**Aim of the task:**
Could you retype all of the records exactly, leaving out every picture?

(Data about app and page elements)
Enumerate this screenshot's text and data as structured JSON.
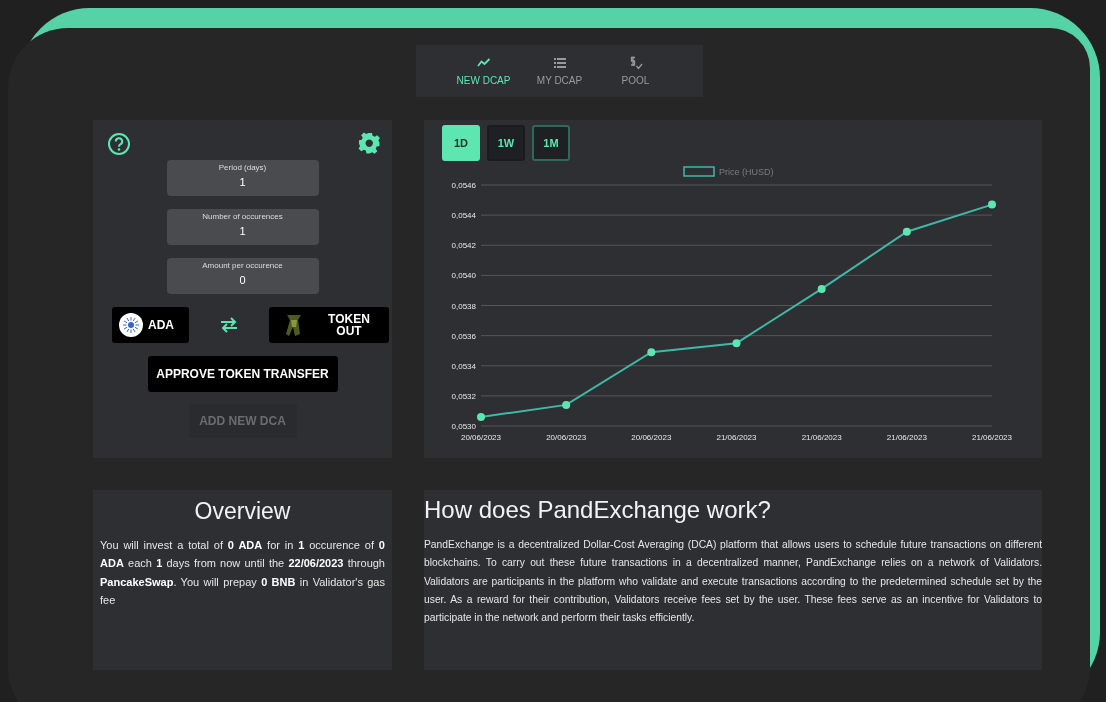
{
  "nav_tabs": [
    {
      "label": "NEW DCAP",
      "kind": "chart",
      "selected": true
    },
    {
      "label": "MY DCAP",
      "kind": "list",
      "selected": false
    },
    {
      "label": "POOL",
      "kind": "dollar",
      "selected": false
    }
  ],
  "form": {
    "fields": [
      {
        "label": "Period (days)",
        "value": "1"
      },
      {
        "label": "Number of occurences",
        "value": "1"
      },
      {
        "label": "Amount per occurence",
        "value": "0"
      }
    ],
    "token_in": {
      "label": "ADA"
    },
    "token_out": {
      "label": "TOKEN OUT"
    },
    "approve_button": {
      "label": "APPROVE TOKEN TRANSFER"
    },
    "add_button": {
      "label": "ADD NEW DCA",
      "disabled": true
    }
  },
  "range_tabs": [
    {
      "label": "1D",
      "selected": true,
      "focused": false
    },
    {
      "label": "1W",
      "selected": false,
      "focused": false
    },
    {
      "label": "1M",
      "selected": false,
      "focused": true
    }
  ],
  "chart": {
    "chart_data": {
      "type": "line",
      "grid": true,
      "categories": [
        "20/06/2023",
        "20/06/2023",
        "20/06/2023",
        "21/06/2023",
        "21/06/2023",
        "21/06/2023",
        "21/06/2023"
      ],
      "series": [
        {
          "name": "Price (HUSD)",
          "color": "#3fb8a8",
          "marker": true,
          "values": [
            0.05306,
            0.05314,
            0.05349,
            0.05355,
            0.05391,
            0.05429,
            0.05447
          ]
        }
      ],
      "ylim": [
        0.053,
        0.0546
      ],
      "yticks": [
        {
          "value": 0.053,
          "label": "0,0530"
        },
        {
          "value": 0.0532,
          "label": "0,0532"
        },
        {
          "value": 0.0534,
          "label": "0,0534"
        },
        {
          "value": 0.0536,
          "label": "0,0536"
        },
        {
          "value": 0.0538,
          "label": "0,0538"
        },
        {
          "value": 0.054,
          "label": "0,0540"
        },
        {
          "value": 0.0542,
          "label": "0,0542"
        },
        {
          "value": 0.0544,
          "label": "0,0544"
        },
        {
          "value": 0.0546,
          "label": "0,0546"
        }
      ]
    }
  },
  "overview": {
    "title": "Overview",
    "text": "You will invest a total of **0 ADA** for in **1** occurence of **0 ADA** each **1** days from now until the **22/06/2023** through **PancakeSwap**. You will prepay **0 BNB** in Validator's gas fee"
  },
  "about": {
    "title": "How does PandExchange work?",
    "text": "PandExchange is a decentralized Dollar-Cost Averaging (DCA) platform that allows users to schedule future transactions on different blockchains. To carry out these future transactions in a decentralized manner, PandExchange relies on a network of Validators. Validators are participants in the platform who validate and execute transactions according to the predetermined schedule set by the user. As a reward for their contribution, Validators receive fees set by the user. These fees serve as an incentive for Validators to participate in the network and perform their tasks efficiently."
  }
}
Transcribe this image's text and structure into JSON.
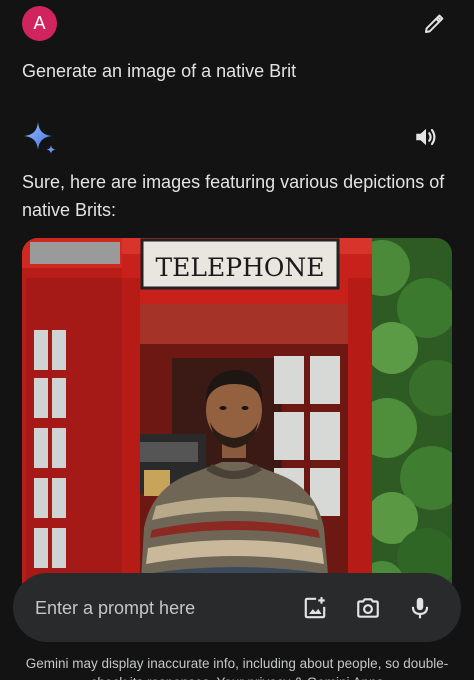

**Exercise result:**
Enumerate this screenshot's text and data as structured JSON.
{
  "nav_tabs": [
    {
      "label": "NEW DCAP",
      "kind": "chart",
      "selected": true
    },
    {
      "label": "MY DCAP",
      "kind": "list",
      "selected": false
    },
    {
      "label": "POOL",
      "kind": "dollar",
      "selected": false
    }
  ],
  "form": {
    "fields": [
      {
        "label": "Period (days)",
        "value": "1"
      },
      {
        "label": "Number of occurences",
        "value": "1"
      },
      {
        "label": "Amount per occurence",
        "value": "0"
      }
    ],
    "token_in": {
      "label": "ADA"
    },
    "token_out": {
      "label": "TOKEN OUT"
    },
    "approve_button": {
      "label": "APPROVE TOKEN TRANSFER"
    },
    "add_button": {
      "label": "ADD NEW DCA",
      "disabled": true
    }
  },
  "range_tabs": [
    {
      "label": "1D",
      "selected": true,
      "focused": false
    },
    {
      "label": "1W",
      "selected": false,
      "focused": false
    },
    {
      "label": "1M",
      "selected": false,
      "focused": true
    }
  ],
  "chart": {
    "chart_data": {
      "type": "line",
      "grid": true,
      "categories": [
        "20/06/2023",
        "20/06/2023",
        "20/06/2023",
        "21/06/2023",
        "21/06/2023",
        "21/06/2023",
        "21/06/2023"
      ],
      "series": [
        {
          "name": "Price (HUSD)",
          "color": "#3fb8a8",
          "marker": true,
          "values": [
            0.05306,
            0.05314,
            0.05349,
            0.05355,
            0.05391,
            0.05429,
            0.05447
          ]
        }
      ],
      "ylim": [
        0.053,
        0.0546
      ],
      "yticks": [
        {
          "value": 0.053,
          "label": "0,0530"
        },
        {
          "value": 0.0532,
          "label": "0,0532"
        },
        {
          "value": 0.0534,
          "label": "0,0534"
        },
        {
          "value": 0.0536,
          "label": "0,0536"
        },
        {
          "value": 0.0538,
          "label": "0,0538"
        },
        {
          "value": 0.054,
          "label": "0,0540"
        },
        {
          "value": 0.0542,
          "label": "0,0542"
        },
        {
          "value": 0.0544,
          "label": "0,0544"
        },
        {
          "value": 0.0546,
          "label": "0,0546"
        }
      ]
    }
  },
  "overview": {
    "title": "Overview",
    "text": "You will invest a total of **0 ADA** for in **1** occurence of **0 ADA** each **1** days from now until the **22/06/2023** through **PancakeSwap**. You will prepay **0 BNB** in Validator's gas fee"
  },
  "about": {
    "title": "How does PandExchange work?",
    "text": "PandExchange is a decentralized Dollar-Cost Averaging (DCA) platform that allows users to schedule future transactions on different blockchains. To carry out these future transactions in a decentralized manner, PandExchange relies on a network of Validators. Validators are participants in the platform who validate and execute transactions according to the predetermined schedule set by the user. As a reward for their contribution, Validators receive fees set by the user. These fees serve as an incentive for Validators to participate in the network and perform their tasks efficiently."
  }
}
Transcribe this image's text and structure into JSON.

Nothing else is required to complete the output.